> [ACTIVITY]
Nothing but the pictures may be dropped; the rest of the listing is to be written out exactly.

> [DATA FOR PROCESSING]
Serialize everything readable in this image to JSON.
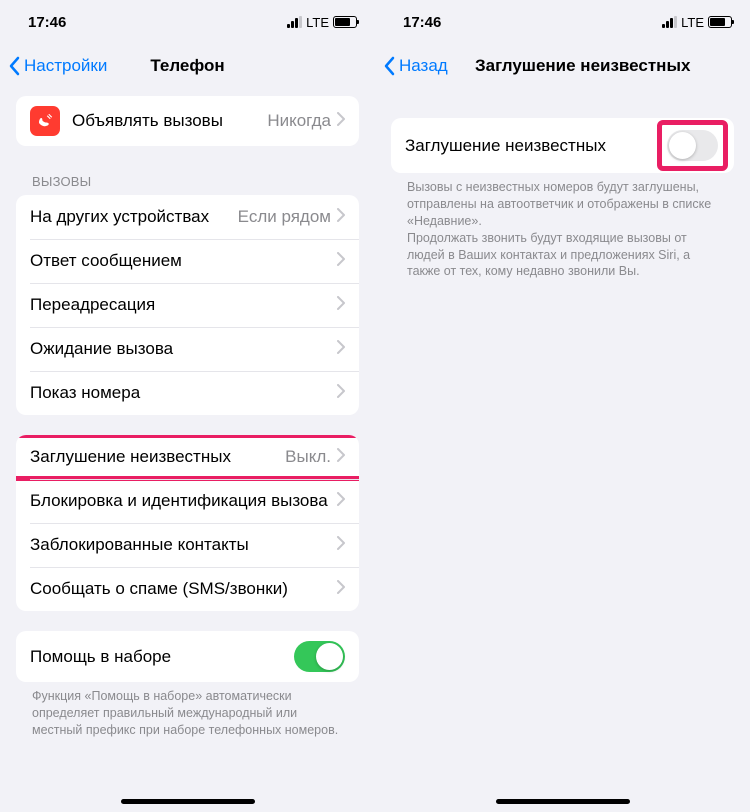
{
  "status": {
    "time": "17:46",
    "network": "LTE"
  },
  "screen1": {
    "nav": {
      "back": "Настройки",
      "title": "Телефон"
    },
    "announce": {
      "label": "Объявлять вызовы",
      "value": "Никогда"
    },
    "calls_header": "ВЫЗОВЫ",
    "calls": {
      "other_devices": {
        "label": "На других устройствах",
        "value": "Если рядом"
      },
      "respond_with_text": {
        "label": "Ответ сообщением"
      },
      "forwarding": {
        "label": "Переадресация"
      },
      "call_waiting": {
        "label": "Ожидание вызова"
      },
      "show_caller_id": {
        "label": "Показ номера"
      }
    },
    "silence": {
      "label": "Заглушение неизвестных",
      "value": "Выкл."
    },
    "blocking": {
      "block_id": {
        "label": "Блокировка и идентификация вызова"
      },
      "blocked_contacts": {
        "label": "Заблокированные контакты"
      },
      "report_spam": {
        "label": "Сообщать о спаме (SMS/звонки)"
      }
    },
    "dial_assist": {
      "label": "Помощь в наборе",
      "on": true
    },
    "dial_assist_note": "Функция «Помощь в наборе» автоматически определяет правильный международный или местный префикс при наборе телефонных номеров."
  },
  "screen2": {
    "nav": {
      "back": "Назад",
      "title": "Заглушение неизвестных"
    },
    "silence": {
      "label": "Заглушение неизвестных",
      "on": false
    },
    "note": "Вызовы с неизвестных номеров будут заглушены, отправлены на автоответчик и отображены в списке «Недавние».\nПродолжать звонить будут входящие вызовы от людей в Ваших контактах и предложениях Siri, а также от тех, кому недавно звонили Вы."
  }
}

> [RESULT OF THE TASK]
Serialize everything readable in this image to JSON.
{
  "status": {
    "time": "17:46",
    "network": "LTE"
  },
  "screen1": {
    "nav": {
      "back": "Настройки",
      "title": "Телефон"
    },
    "announce": {
      "label": "Объявлять вызовы",
      "value": "Никогда"
    },
    "calls_header": "ВЫЗОВЫ",
    "calls": {
      "other_devices": {
        "label": "На других устройствах",
        "value": "Если рядом"
      },
      "respond_with_text": {
        "label": "Ответ сообщением"
      },
      "forwarding": {
        "label": "Переадресация"
      },
      "call_waiting": {
        "label": "Ожидание вызова"
      },
      "show_caller_id": {
        "label": "Показ номера"
      }
    },
    "silence": {
      "label": "Заглушение неизвестных",
      "value": "Выкл."
    },
    "blocking": {
      "block_id": {
        "label": "Блокировка и идентификация вызова"
      },
      "blocked_contacts": {
        "label": "Заблокированные контакты"
      },
      "report_spam": {
        "label": "Сообщать о спаме (SMS/звонки)"
      }
    },
    "dial_assist": {
      "label": "Помощь в наборе",
      "on": true
    },
    "dial_assist_note": "Функция «Помощь в наборе» автоматически определяет правильный международный или местный префикс при наборе телефонных номеров."
  },
  "screen2": {
    "nav": {
      "back": "Назад",
      "title": "Заглушение неизвестных"
    },
    "silence": {
      "label": "Заглушение неизвестных",
      "on": false
    },
    "note": "Вызовы с неизвестных номеров будут заглушены, отправлены на автоответчик и отображены в списке «Недавние».\nПродолжать звонить будут входящие вызовы от людей в Ваших контактах и предложениях Siri, а также от тех, кому недавно звонили Вы."
  }
}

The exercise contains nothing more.